Here’s an, er, interesting outcome of yesterday’s Kavanaugh confirmation vote: liberals are, at least on Twitter, (again) suggesting that the Senate is “broken” because small states have the same representation as large states.
Here’s Matt Yglesias,
I have an even crazier proposal.
What if instead of one house of congress that slightly overrepresents residents of small states and a second house that massively overrepresents residents of small states, maybe we should have a system that treats everyone equally? https://t.co/bIYwVLkKwB
— Matthew Yglesias (@mattyglesias) October 7, 2018
and after pushback, a follower of his replied,

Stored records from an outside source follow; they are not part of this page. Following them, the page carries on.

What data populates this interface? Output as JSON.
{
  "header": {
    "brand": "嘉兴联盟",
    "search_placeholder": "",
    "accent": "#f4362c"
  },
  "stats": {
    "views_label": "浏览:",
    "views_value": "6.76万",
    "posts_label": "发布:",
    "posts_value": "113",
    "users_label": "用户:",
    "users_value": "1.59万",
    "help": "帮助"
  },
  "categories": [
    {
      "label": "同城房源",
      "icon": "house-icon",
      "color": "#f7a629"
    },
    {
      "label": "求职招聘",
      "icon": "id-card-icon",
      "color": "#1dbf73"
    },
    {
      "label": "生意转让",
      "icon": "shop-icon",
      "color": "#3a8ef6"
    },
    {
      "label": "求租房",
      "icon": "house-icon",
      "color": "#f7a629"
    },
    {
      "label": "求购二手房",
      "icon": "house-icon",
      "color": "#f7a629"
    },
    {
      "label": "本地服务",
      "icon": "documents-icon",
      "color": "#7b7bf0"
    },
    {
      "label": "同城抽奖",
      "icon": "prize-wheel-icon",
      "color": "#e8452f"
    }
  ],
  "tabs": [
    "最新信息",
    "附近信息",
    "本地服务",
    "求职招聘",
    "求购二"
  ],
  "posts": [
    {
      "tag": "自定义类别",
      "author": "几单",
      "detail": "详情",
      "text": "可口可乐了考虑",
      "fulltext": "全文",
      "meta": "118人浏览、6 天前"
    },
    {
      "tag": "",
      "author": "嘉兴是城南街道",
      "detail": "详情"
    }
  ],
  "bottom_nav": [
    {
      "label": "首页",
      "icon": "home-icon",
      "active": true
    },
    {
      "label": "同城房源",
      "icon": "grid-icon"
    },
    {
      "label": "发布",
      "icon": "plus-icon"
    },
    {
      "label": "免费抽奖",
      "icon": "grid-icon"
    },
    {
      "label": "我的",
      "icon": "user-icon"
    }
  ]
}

ah true, you'd have to keep a ceremonial body called the Senate if you read that to mean they can't abolish the Senate
— Ian Monroe
And here’s Ken Dilanian from NBC:
It may not happen in our lifetimes, but the idea that North Dakota and New York get the same representation in the Senate has to change. “Senators representing less than half the U.S. are about to confirm a nominee opposed by most Americans” https://t.co/DAZWYT9Txg
— Ken Dilanian (@KenDilanianNBC) October 6, 2018
As a reminder, here’s Article 5 of the Constitution:
The Congress, whenever two thirds of both Houses shall deem it necessary, shall propose Amendments to this Constitution, or, on the Application of the Legislatures of two thirds of the several States, shall call a Convention for proposing Amendments, which, in either Case, shall be valid to all Intents and Purposes, as Part of this Constitution, when ratified by the Legislatures of three fourths of the several States, or by Conventions in three fourths thereof, as the one or the other Mode of Ratification may be proposed by the Congress; Provided that no Amendment which may be made prior to the Year One thousand eight hundred and eight shall in any Manner affect the first and fourth Clauses in the Ninth Section of the first Article; and that no State, without its Consent, shall be deprived of its equal Suffrage in the Senate.
So, folks, you cannot change the provision that the Senate’s members are based on states rather than proportionality, without a whole new constitution.
And, no, you cannot solve this by simply declaring that the Senate may still exist but shall have all its powers taken away from it.
It’s not going to happen.
Perhaps at some point there may be a widespread preference for a wholly new structure — for instance, a parliamentary system, which I am in general in favor of, but less keen on considering the splintering and fragmentation we’re seeing in places such as Germany. And in that case, perhaps the preference for such a system will be strong enough that the citizenry will be willing to abandon the current structure of Senate and House both. But that seems rather unlikely, doesn’t it?